- Fig. 4: This chart plots the number of hospital admissions in the 18-49 age group per week among the unvaccinated, vaccinated but not boosted, and vaccinated and boosted populations each week. These admissions are plotted from the MDH data files without modification. The number of weekly admissions have been relatively constant in recent months.
- Fig. 5: This chart displays the hospital admission rates per 100k for each subgroup in the 18-49 age group. We can see that using the 2021 ACS 1-Year population estimate slightly reduces the hospitalization rates, but doesn’t materially impact the analysis. Even in recent weeks vaccination and boosting reduces the hospitalization rates.
- Fig.6: This chart displays the proportion of hospital admissions compared to the proportion of the population for the unvaccinated, vaccinated, and boosted, for the 18-49 age group. The boosted have a lower proportion of admissions (dashed gold line) than the boosted proportion of the population (solid gold line), showing that boosters appear to have a positive effect throughout the pandemic. For the week of 12/11/2022 the unvaccinated made up 31% of the age group and accounted for 51% of the admissions. The boosted made up 39% of the age group but accounted for only 26% of the admissions.
- Fig. 7: This chart plots the number of deaths in the 18-49 age group per week among the unvaccinated, vaccinated but not boosted, and vaccinated and boosted populations each week. The number of deaths each week are plotted from the MDH data files without modification. Since March 2022 there have been relatively few Covid deaths, regardless of vaccination status.
- Fig. 8: This chart displays the death rates per 100k for each subgroup in the 18-49 age group. There is little difference in the death rates per 100k among the three groups since March 2022.
- Fig. 9: This chart displays the proportion of deaths compared to the proportion of the population for the unvaccinated, vaccinated, and boosted, for the 18-49 age group. Until March 2022 the unvaccinated proportion of deaths (dashed purple curve) is significantly higher than the unvaccinated proportion of the population (solid purple curve), meaning the unvaccinated were more at risk. Since March 2022 there are so few deaths that it is difficult to interpret the effectiveness of vaccination or boosters.
- All data is obtained from the Minnesota Department of Health (MDH) Vaccine Breakthrough Weekly Update web site https://www.health.state.mn.
us/diseases/coronavirus/stats/ . A data file on this site, vbtadultcirates.xlsx, contains all of the age group data.vbt.html - MDH defines the fully vaccinated (what we have termed vaccinated but not boosted) as those who have not received a booster after completing their primary vaccination series, and had been vaccinated at least 14 days prior to testing positive.
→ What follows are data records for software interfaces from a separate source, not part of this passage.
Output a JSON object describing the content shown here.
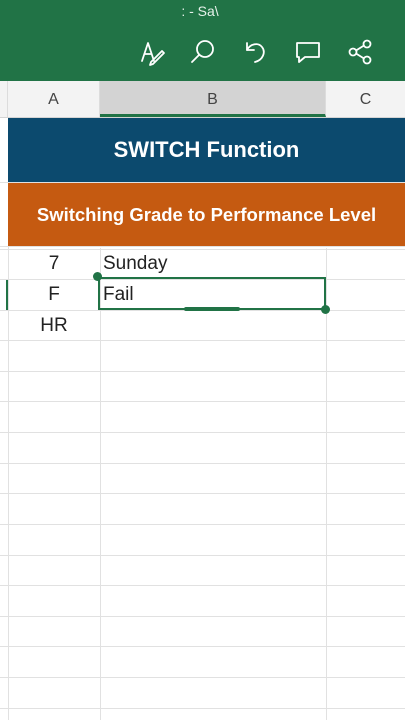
{
  "toolbar": {
    "title": ": - Sa\\",
    "icons": [
      "draw-pen-icon",
      "search-icon",
      "undo-icon",
      "comment-icon",
      "share-icon"
    ]
  },
  "columns": [
    "A",
    "B",
    "C"
  ],
  "selected_column": "B",
  "banners": {
    "title": "SWITCH Function",
    "subtitle": "Switching Grade to Performance Level"
  },
  "rows": [
    {
      "a": "7",
      "b": "Sunday"
    },
    {
      "a": "F",
      "b": "Fail"
    },
    {
      "a": "HR",
      "b": ""
    }
  ],
  "colors": {
    "ribbon": "#217346",
    "banner_title": "#0c4a6e",
    "banner_subtitle": "#c55a11"
  }
}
- MDH defines the boosted as those who have received any additional vaccination shots after completing their primary vaccination series, and also received the booster at least 14 days prior to testing positive. In addition, booster doses were only counted after 8/13/2021, the date the CDC first began recommending booster shots.